This is a short form of "The Trust Spectrum" - which is a great read and highly recommended.
The essence is captured in this image:
The key ingredients to consider are:
Parallel play means the degree to which actors can play without dependencies, ranging from "completly" to "not at all".
Asymmetry means "how different are the teammates from one another?" also a scale from "completly to "not at all", and subsumes two ways this can happen:
A role means “how many strategic objectives or ways to play are there?” This is a scale from one to many.
A class means “how are the verbs allocated across the team?” This is a scale from everyone sharing verbs in common to nobody sharing verbs in common.
Resource pool sharing means “how are team resources allocated?” and might range from “independent” to “completely shared.”
How we mix these ingredients up determins where we land on the trust spectrum. Arguably in relation to cultural/organisational design, you would wish to start in a place where dependencies and trust requirements are minimised and then build outwards from there.
This would imply lots of parallel play, few roles, no classes and even distribution of resources. Given the risk factor of this stage, lean startup would make sense in relation to resource allocation - nobody gets much.
As people get to know eachother, deepen relationships and start to rely on eachother - roles begin to make sense, ideally self selected.
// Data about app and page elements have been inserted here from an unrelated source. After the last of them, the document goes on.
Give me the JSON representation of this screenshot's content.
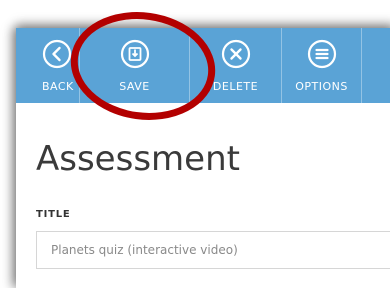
{
  "toolbar": {
    "background": "#5aa3d6",
    "items": [
      {
        "label": "BACK",
        "icon": "chevron-left-circle-icon"
      },
      {
        "label": "SAVE",
        "icon": "save-icon"
      },
      {
        "label": "DELETE",
        "icon": "close-circle-icon"
      },
      {
        "label": "OPTIONS",
        "icon": "menu-circle-icon"
      }
    ]
  },
  "page": {
    "title": "Assessment"
  },
  "form": {
    "title_label": "TITLE",
    "title_value": "Planets quiz (interactive video)"
  },
  "annotation": {
    "color": "#b30000",
    "shape": "ellipse",
    "target": "SAVE"
  }
}
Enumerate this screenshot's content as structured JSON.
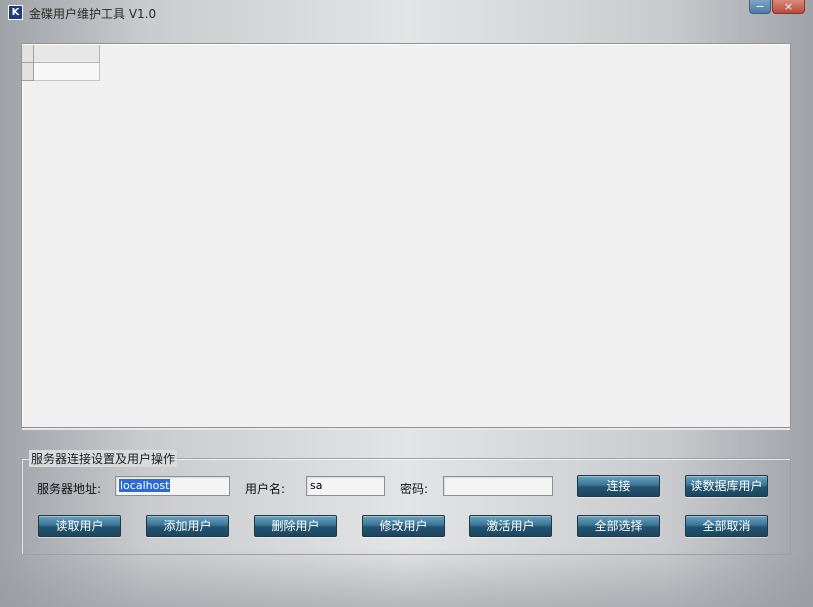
{
  "window": {
    "title": "金碟用户维护工具 V1.0",
    "app_icon_glyph": "K",
    "minimize_glyph": "−",
    "close_glyph": "×"
  },
  "group": {
    "legend": "服务器连接设置及用户操作"
  },
  "fields": {
    "server_label": "服务器地址:",
    "server_value": "localhost",
    "user_label": "用户名:",
    "user_value": "sa",
    "password_label": "密码:",
    "password_value": ""
  },
  "buttons": {
    "connect": "连接",
    "read_db_users": "读数据库用户",
    "read_users": "读取用户",
    "add_user": "添加用户",
    "delete_user": "删除用户",
    "edit_user": "修改用户",
    "activate_user": "激活用户",
    "select_all": "全部选择",
    "deselect_all": "全部取消"
  },
  "colors": {
    "button_accent": "#245470",
    "selection": "#2a6bd4"
  }
}
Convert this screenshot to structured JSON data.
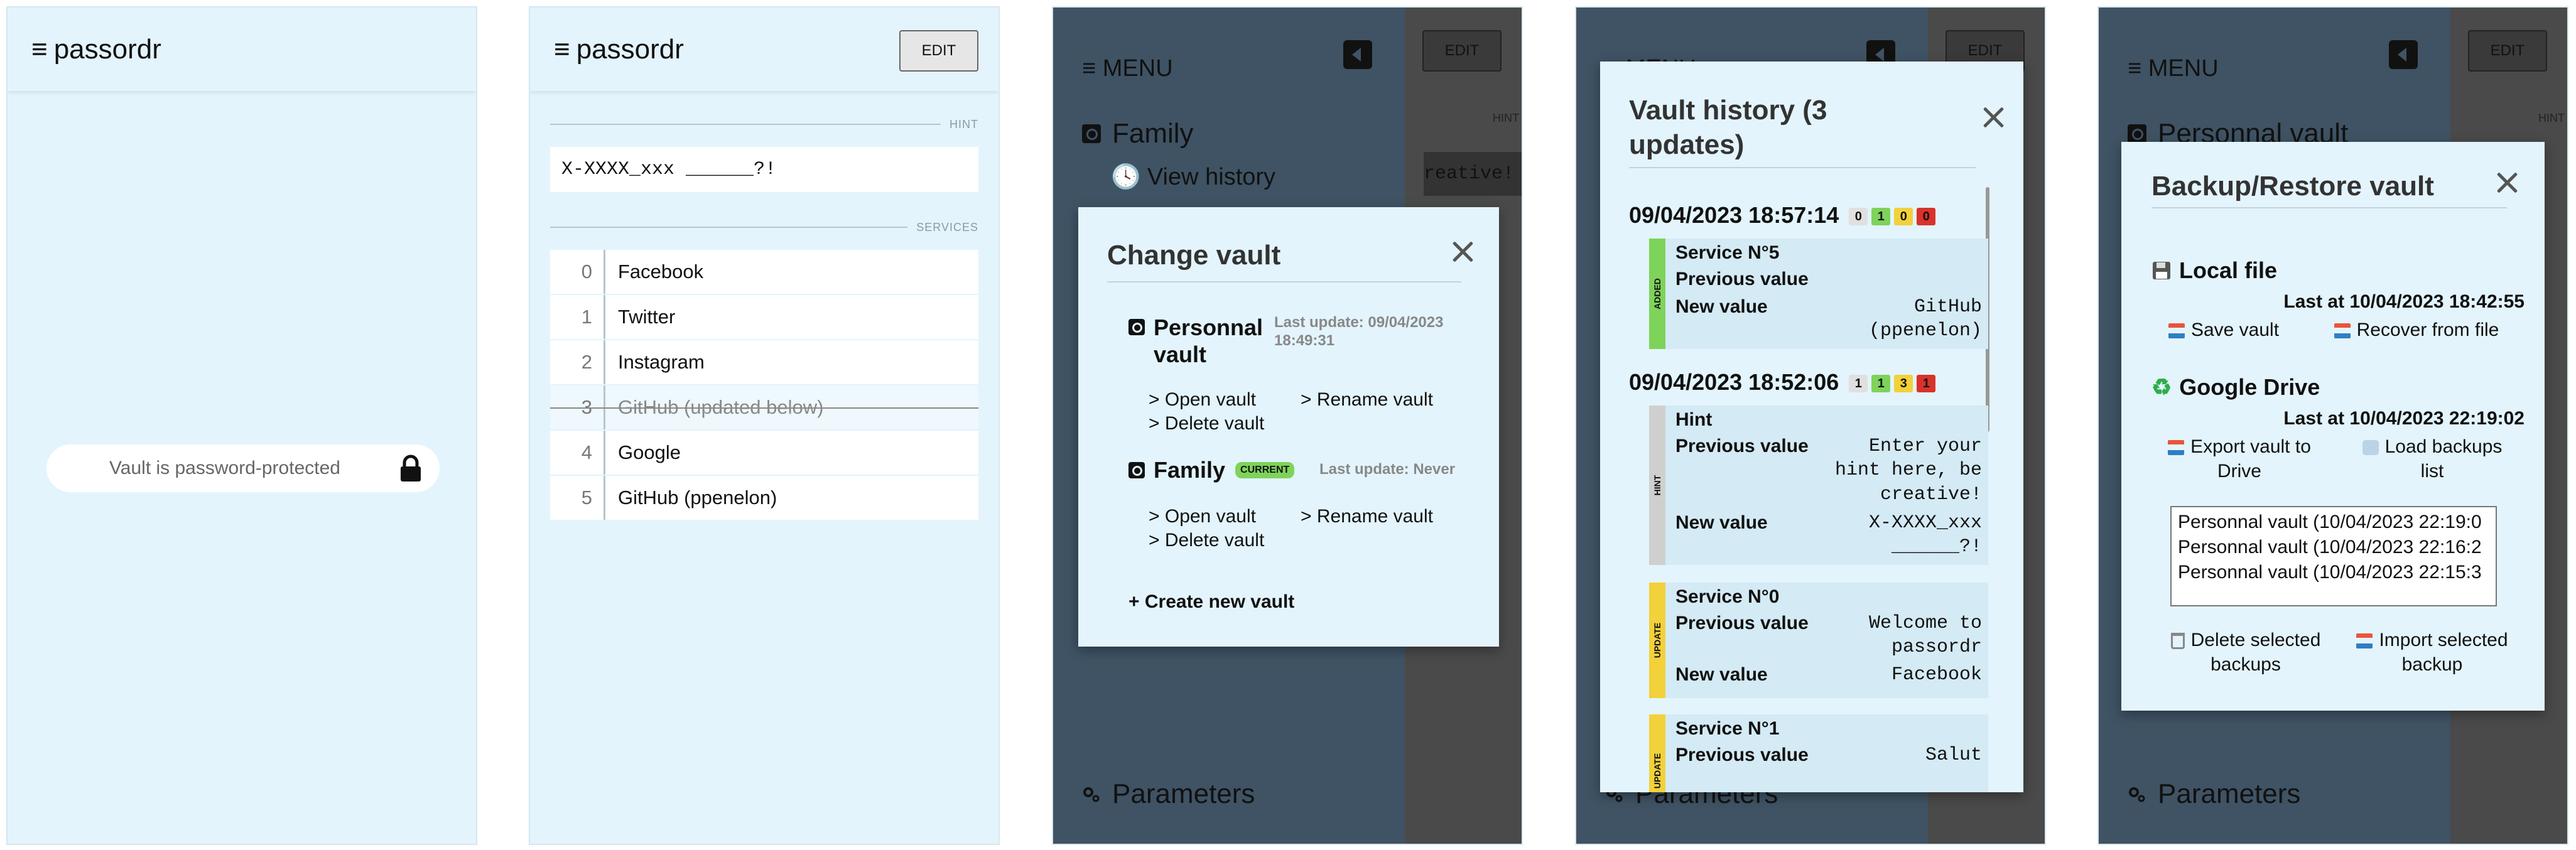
{
  "app": {
    "brand": "passordr",
    "hamburger": "≡"
  },
  "screen1": {
    "locked_text": "Vault is password-protected"
  },
  "screen2": {
    "edit_label": "EDIT",
    "hint_section": "HINT",
    "hint_value": "X-XXXX_xxx ______?!",
    "services_section": "SERVICES",
    "services": [
      {
        "index": "0",
        "name": "Facebook"
      },
      {
        "index": "1",
        "name": "Twitter"
      },
      {
        "index": "2",
        "name": "Instagram"
      },
      {
        "index": "3",
        "name": "GitHub (updated below)"
      },
      {
        "index": "4",
        "name": "Google"
      },
      {
        "index": "5",
        "name": "GitHub (ppenelon)"
      }
    ]
  },
  "menu": {
    "title": "MENU",
    "edit_label": "EDIT",
    "hint_label": "HINT",
    "current_vault": "Family",
    "view_history": "View history",
    "parameters": "Parameters",
    "behind_hint": "reative!",
    "personal_vault": "Personnal vault"
  },
  "change_vault": {
    "title": "Change vault",
    "vaults": [
      {
        "name": "Personnal vault",
        "last_update": "Last update: 09/04/2023 18:49:31",
        "open": "> Open vault",
        "rename": "> Rename vault",
        "delete": "> Delete vault"
      },
      {
        "name": "Family",
        "badge": "CURRENT",
        "last_update": "Last update: Never",
        "open": "> Open vault",
        "rename": "> Rename vault",
        "delete": "> Delete vault"
      }
    ],
    "create": "+ Create new vault"
  },
  "history": {
    "title_line1": "Vault history (3",
    "title_line2": "updates)",
    "entries": [
      {
        "timestamp": "09/04/2023 18:57:14",
        "counts": [
          "0",
          "1",
          "0",
          "0"
        ],
        "cards": [
          {
            "tag": "ADDED",
            "service": "Service N°5",
            "previous_label": "Previous value",
            "previous_value": "",
            "new_label": "New value",
            "new_value": "GitHub\n(ppenelon)"
          }
        ]
      },
      {
        "timestamp": "09/04/2023 18:52:06",
        "counts": [
          "1",
          "1",
          "3",
          "1"
        ],
        "cards": [
          {
            "tag": "HINT",
            "service": "Hint",
            "previous_label": "Previous value",
            "previous_value": "Enter your\nhint here, be\ncreative!",
            "new_label": "New value",
            "new_value": "X-XXXX_xxx\n______?!"
          },
          {
            "tag": "UPDATE",
            "service": "Service N°0",
            "previous_label": "Previous value",
            "previous_value": "Welcome to\npassordr",
            "new_label": "New value",
            "new_value": "Facebook"
          },
          {
            "tag": "UPDATE",
            "service": "Service N°1",
            "previous_label": "Previous value",
            "previous_value": "Salut",
            "new_label": "",
            "new_value": ""
          }
        ]
      }
    ],
    "pill_colors": [
      "#e0e0e0",
      "#7ed35a",
      "#f2d13a",
      "#d9322b"
    ]
  },
  "backup": {
    "title": "Backup/Restore vault",
    "local_title": "Local file",
    "local_last": "Last at 10/04/2023 18:42:55",
    "save_vault": "Save vault",
    "recover": "Recover from file",
    "drive_title": "Google Drive",
    "drive_last": "Last at 10/04/2023 22:19:02",
    "export_line1": "Export vault to",
    "export_line2": "Drive",
    "load_line1": "Load backups",
    "load_line2": "list",
    "backups": [
      "Personnal vault (10/04/2023 22:19:0",
      "Personnal vault (10/04/2023 22:16:2",
      "Personnal vault (10/04/2023 22:15:3"
    ],
    "delete_line1": "Delete selected",
    "delete_line2": "backups",
    "import_line1": "Import selected",
    "import_line2": "backup"
  },
  "colors": {
    "light_bg": "#e3f4fc",
    "menu_bg": "#3f5364",
    "overlay": "#4a4a4a",
    "added": "#7ed35a",
    "update": "#f2d13a",
    "hint": "#cfcfcf"
  }
}
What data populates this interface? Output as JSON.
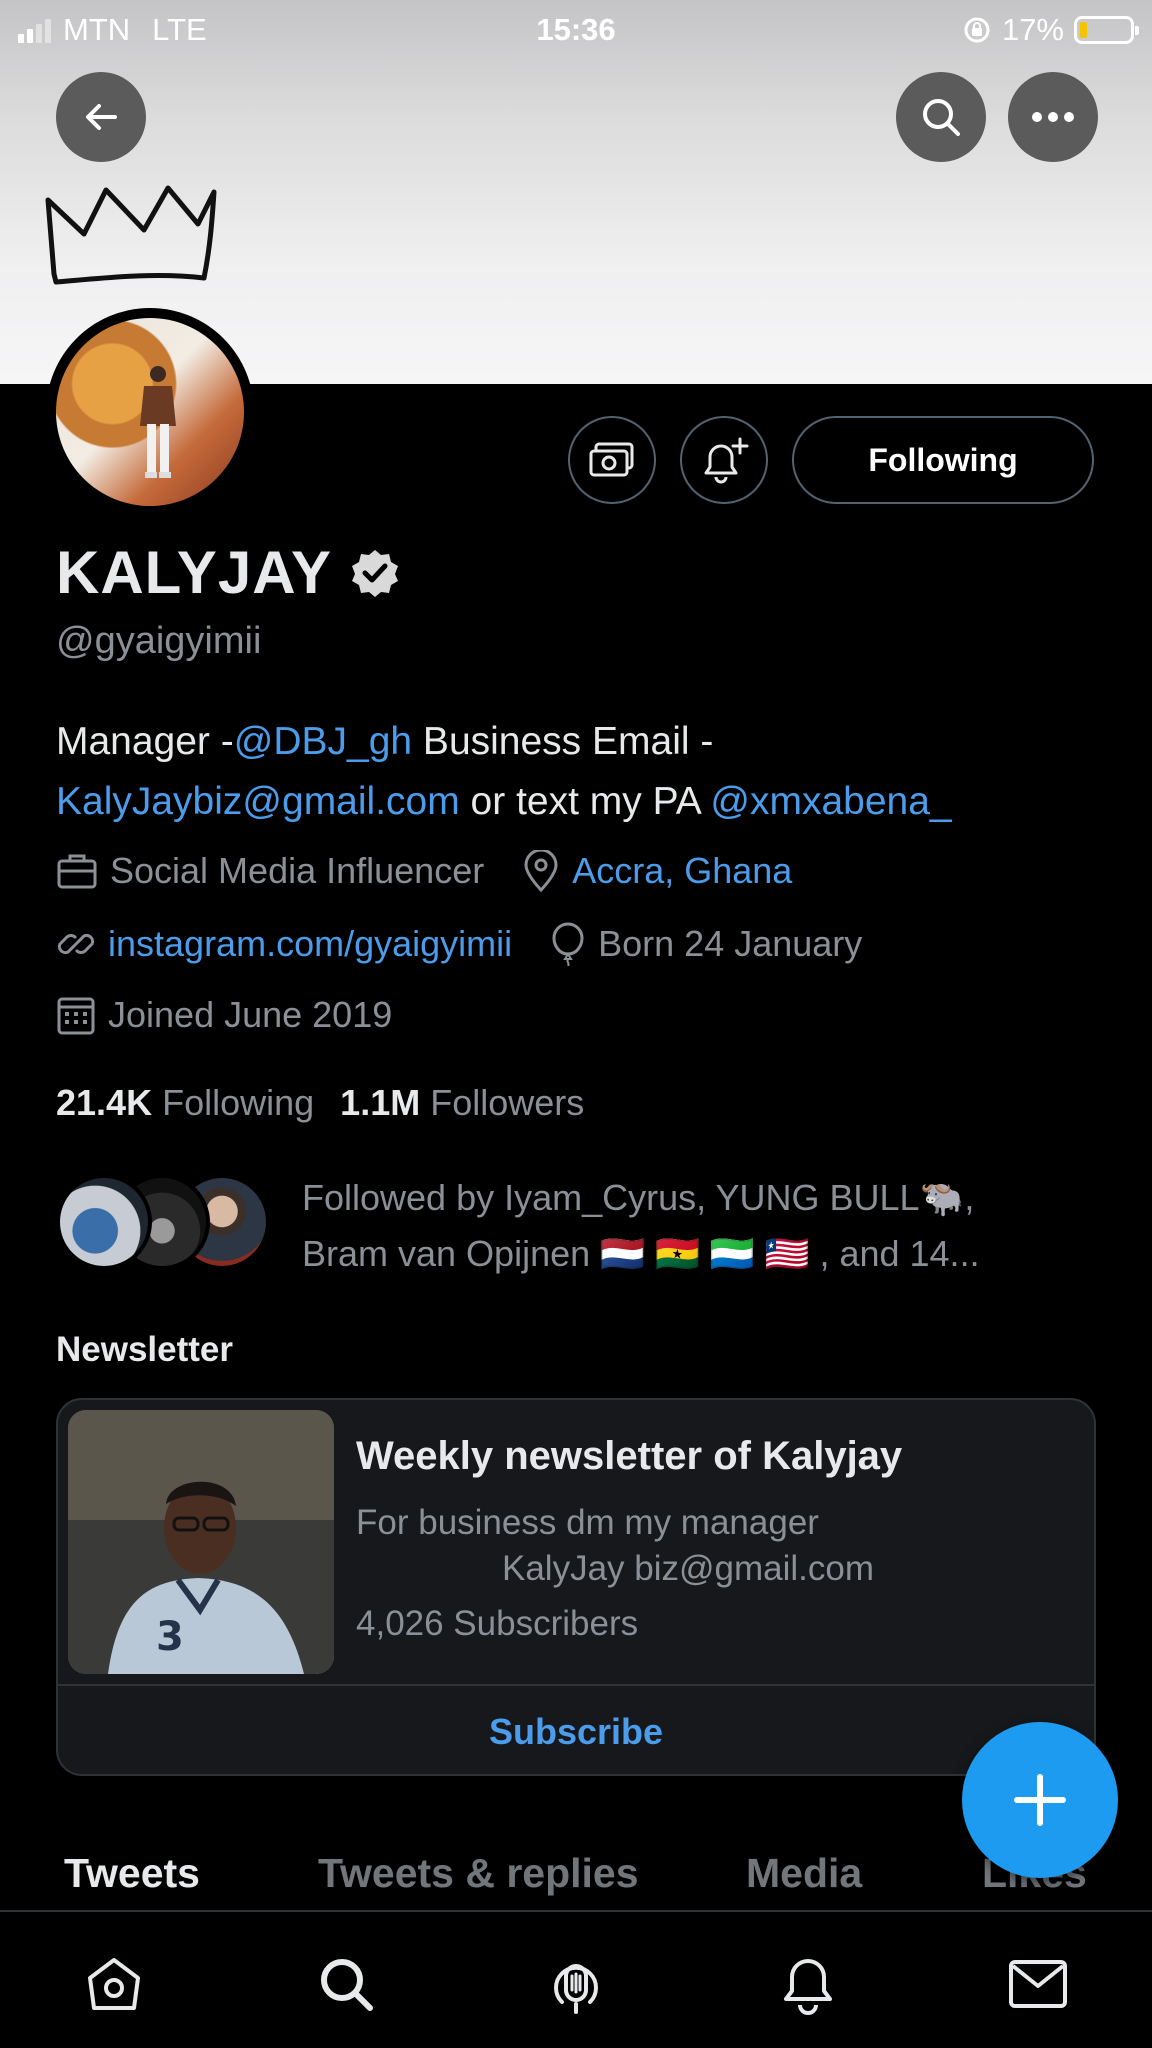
{
  "status_bar": {
    "carrier": "MTN",
    "network": "LTE",
    "time": "15:36",
    "battery_percent": "17%",
    "battery_level": 0.17
  },
  "header": {
    "back_icon": "arrow-left-icon",
    "search_icon": "search-icon",
    "more_icon": "more-horizontal-icon"
  },
  "profile": {
    "display_name": "KALYJAY",
    "verified": true,
    "handle": "@gyaigyimii",
    "following_button": "Following",
    "bio": {
      "prefix": "Manager -",
      "mention_manager": "@DBJ_gh",
      "middle": " Business Email - ",
      "email": "KalyJaybiz@gmail.com",
      "suffix": " or text my PA ",
      "mention_pa": "@xmxabena_"
    },
    "meta": {
      "category": "Social Media Influencer",
      "location": "Accra, Ghana",
      "website": "instagram.com/gyaigyimii",
      "birthday": "Born 24 January",
      "joined": "Joined June 2019"
    },
    "stats": {
      "following_count": "21.4K",
      "following_label": "Following",
      "followers_count": "1.1M",
      "followers_label": "Followers"
    },
    "followed_by": {
      "line1": "Followed by Iyam_Cyrus, YUNG BULL🐃,",
      "line2": "Bram van Opijnen 🇳🇱 🇬🇭 🇸🇱 🇱🇷 , and 14..."
    }
  },
  "newsletter": {
    "section_title": "Newsletter",
    "title": "Weekly newsletter of Kalyjay",
    "desc_line1": "For business dm my manager",
    "desc_line2": "KalyJay biz@gmail.com",
    "subscribers": "4,026 Subscribers",
    "subscribe_label": "Subscribe"
  },
  "tabs": [
    "Tweets",
    "Tweets & replies",
    "Media",
    "Likes"
  ],
  "bottom_nav": [
    "home-icon",
    "search-icon",
    "spaces-icon",
    "notifications-icon",
    "messages-icon"
  ],
  "colors": {
    "accent": "#1d9bf0",
    "link": "#4c9cec",
    "background": "#000000",
    "muted": "#8b9096"
  }
}
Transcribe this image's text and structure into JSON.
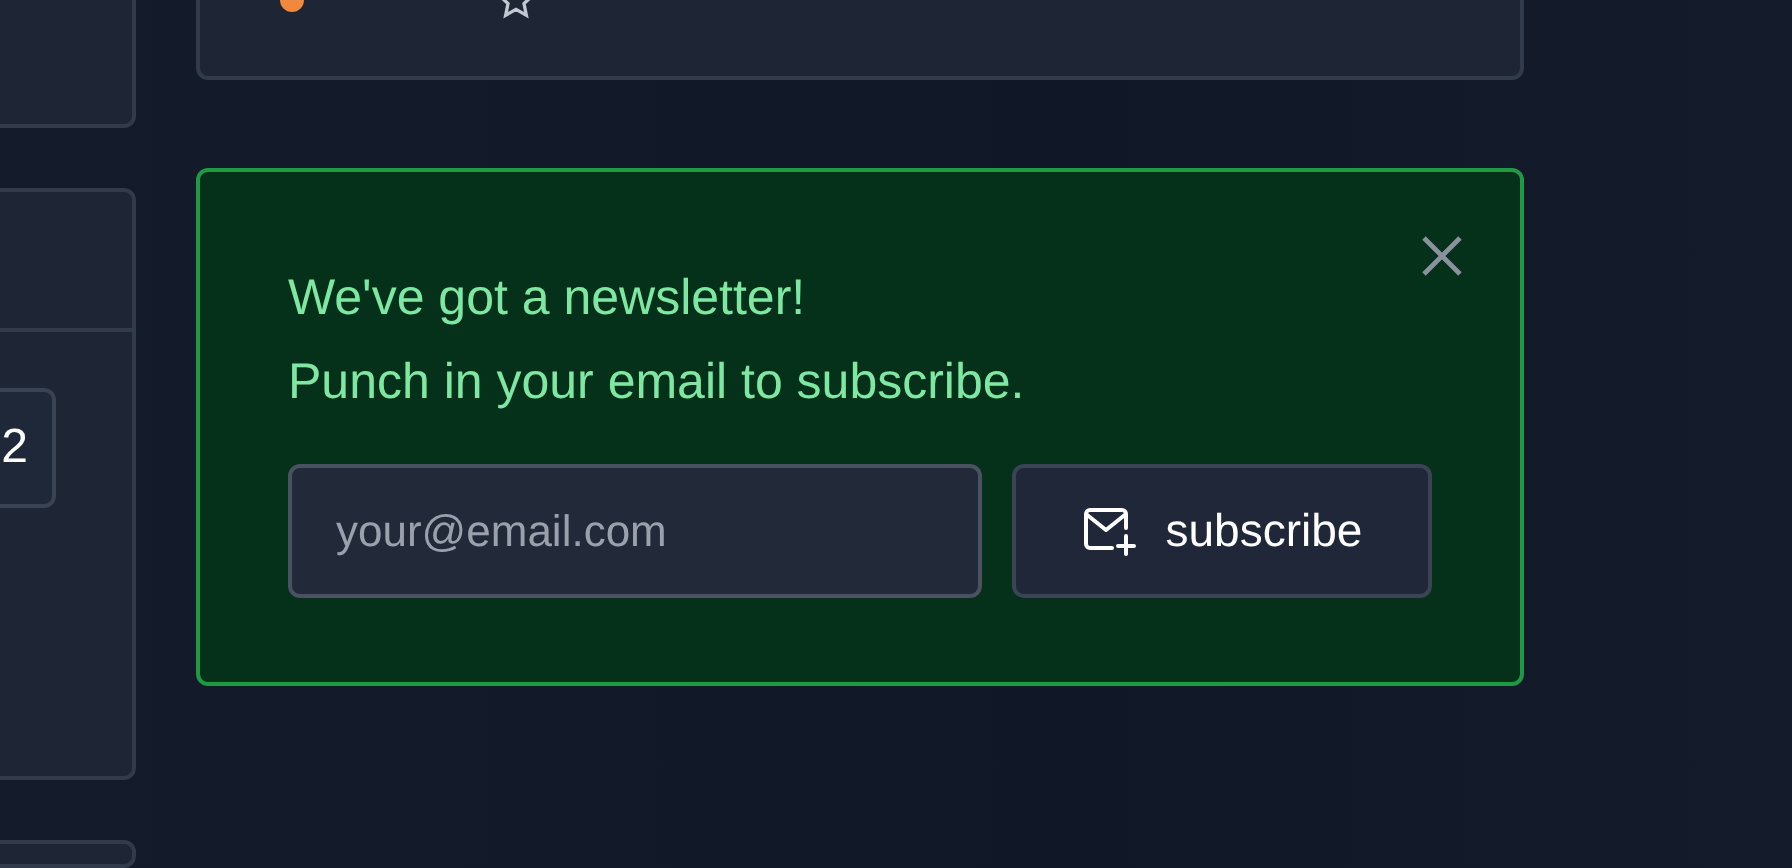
{
  "sidebar": {
    "page_button": "2"
  },
  "newsletter": {
    "lines": [
      "We've got a newsletter!",
      "Punch in your email to subscribe."
    ],
    "email": {
      "placeholder": "your@email.com"
    },
    "subscribe_button": "subscribe"
  }
}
Maybe even a few classes and so on.
Heres a handy comparison chart - ideally a "game" or organisation would be multispectrum. Happy cooking!